OWN would appear to have another hit on its hands with the new drama “Delilah” premiering this week on Tuesday.
That’s the title character in the photo above, played by Maahra Hill. She’s Delilah Connolly, a lawyer in what looks like Charlotte, North Carolina.
In the series premiere, which the TV Blog previewed last week, busy Delilah complains about her current caseload but cannot resist taking on another client anyway.
This one is a long-time acquaintance (and not-so-close friend) who ran into some kind of serious trouble while employed at a local defense contractor.
Before the first hour is over, Delilah seems to have stumbled on a conspiracy that suddenly turns deadly. And that’s when the first episode suddenly ends, leaving anyone who watches it wanting to see more.
“Delilah” is essentially OWN’s replacement for its last successful drama, “Greenleaf,” which ended its run earlier this year. “Greenleaf” happened to be one of the best dramas on television, and “Delilah” comes from the same executive producer, Craig Wright.
Charles Randolph-Wright is also an executive producer of “Delilah,” along with Oprah Winfrey, who, by the time anyone reads this TV Blog, will have already been seen interviewing the Duke and Duchess of Sussex (aka Harry and Meghan) Sunday night on CBS. So this is a big week for her.
Although some might read some of the descriptive material above and form the impression that “Delilah” sounds like just another lawyer show, that is not the case.
The show has a freshness that is rare for prime-time dramas of this type. Its setting in Charlotte sets it apart from the usual cities where most legal dramas customarily set up shop -- New York, Los Angeles, Chicago, and sometimes Boston.
In addition, “Delilah” is no law firm soap opera. In this show, the titular lawyer is an independent who is not a part of a showy downtown firm (although the press material hints that she used to be).
Delilah is her own boss. She works with one staffer, an assistant, in a cozy office suite that looks like it was carved out of the first floor of an old house.
Many cities and towns have these kinds of professional offices in renovated houses, but “Delilah” might be the first one on TV (at least in recent memory) to be set in one.
Like other professional women characters on TV (and many in the real world), Delilah works hard to achieve a work-home balance.
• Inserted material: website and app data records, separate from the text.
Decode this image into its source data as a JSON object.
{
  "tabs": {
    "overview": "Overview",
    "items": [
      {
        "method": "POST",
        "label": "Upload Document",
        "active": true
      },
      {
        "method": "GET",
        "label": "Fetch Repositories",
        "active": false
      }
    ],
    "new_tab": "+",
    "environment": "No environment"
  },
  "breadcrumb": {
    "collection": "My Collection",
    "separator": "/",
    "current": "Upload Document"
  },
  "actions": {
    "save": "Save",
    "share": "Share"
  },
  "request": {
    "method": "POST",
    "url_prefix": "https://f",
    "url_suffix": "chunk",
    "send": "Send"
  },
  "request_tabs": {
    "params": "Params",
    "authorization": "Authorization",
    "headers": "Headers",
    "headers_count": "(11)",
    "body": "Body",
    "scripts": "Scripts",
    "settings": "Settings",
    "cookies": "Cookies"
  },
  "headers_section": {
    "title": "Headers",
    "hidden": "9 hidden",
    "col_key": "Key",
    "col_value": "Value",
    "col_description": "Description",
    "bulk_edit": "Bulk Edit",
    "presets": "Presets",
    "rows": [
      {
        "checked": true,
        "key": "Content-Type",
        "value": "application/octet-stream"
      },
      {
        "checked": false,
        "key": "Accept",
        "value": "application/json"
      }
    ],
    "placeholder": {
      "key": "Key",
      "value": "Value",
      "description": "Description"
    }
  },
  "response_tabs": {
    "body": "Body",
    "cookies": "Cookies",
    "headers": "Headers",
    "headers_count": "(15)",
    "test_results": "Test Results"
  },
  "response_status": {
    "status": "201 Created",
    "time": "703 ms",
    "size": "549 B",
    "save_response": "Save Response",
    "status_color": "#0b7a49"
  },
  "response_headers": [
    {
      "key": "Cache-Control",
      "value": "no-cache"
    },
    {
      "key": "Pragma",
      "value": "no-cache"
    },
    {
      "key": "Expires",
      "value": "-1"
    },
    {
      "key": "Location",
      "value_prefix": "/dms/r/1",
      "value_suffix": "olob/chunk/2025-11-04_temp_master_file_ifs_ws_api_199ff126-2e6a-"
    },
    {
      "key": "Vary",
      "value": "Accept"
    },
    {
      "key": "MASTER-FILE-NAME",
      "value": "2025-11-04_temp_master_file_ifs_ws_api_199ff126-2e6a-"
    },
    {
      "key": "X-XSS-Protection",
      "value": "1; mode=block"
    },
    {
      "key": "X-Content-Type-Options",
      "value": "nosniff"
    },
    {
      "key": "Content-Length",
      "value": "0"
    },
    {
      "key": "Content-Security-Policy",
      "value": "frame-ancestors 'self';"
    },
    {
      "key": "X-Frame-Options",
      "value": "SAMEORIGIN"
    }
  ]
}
We don’t learn her entire backstory in the first episode (which is another great thing about this show), but it is evident she is not currently married.
Nonetheless, she is managing a household with three children -- at least one of whom is not her own.
The TV Blog is generally adept at finding fault with just about every new TV show that comes its way. This dubious talent comes with the territory when one takes up the writing of criticism for a living.
But every once in a while, a show comes along that stymies even the most skilled fault-finder. OWN’s new “Delilah” is such a show.
“Delilah” premieres Tuesday (March 9) at 9 p.m. Eastern on OWN.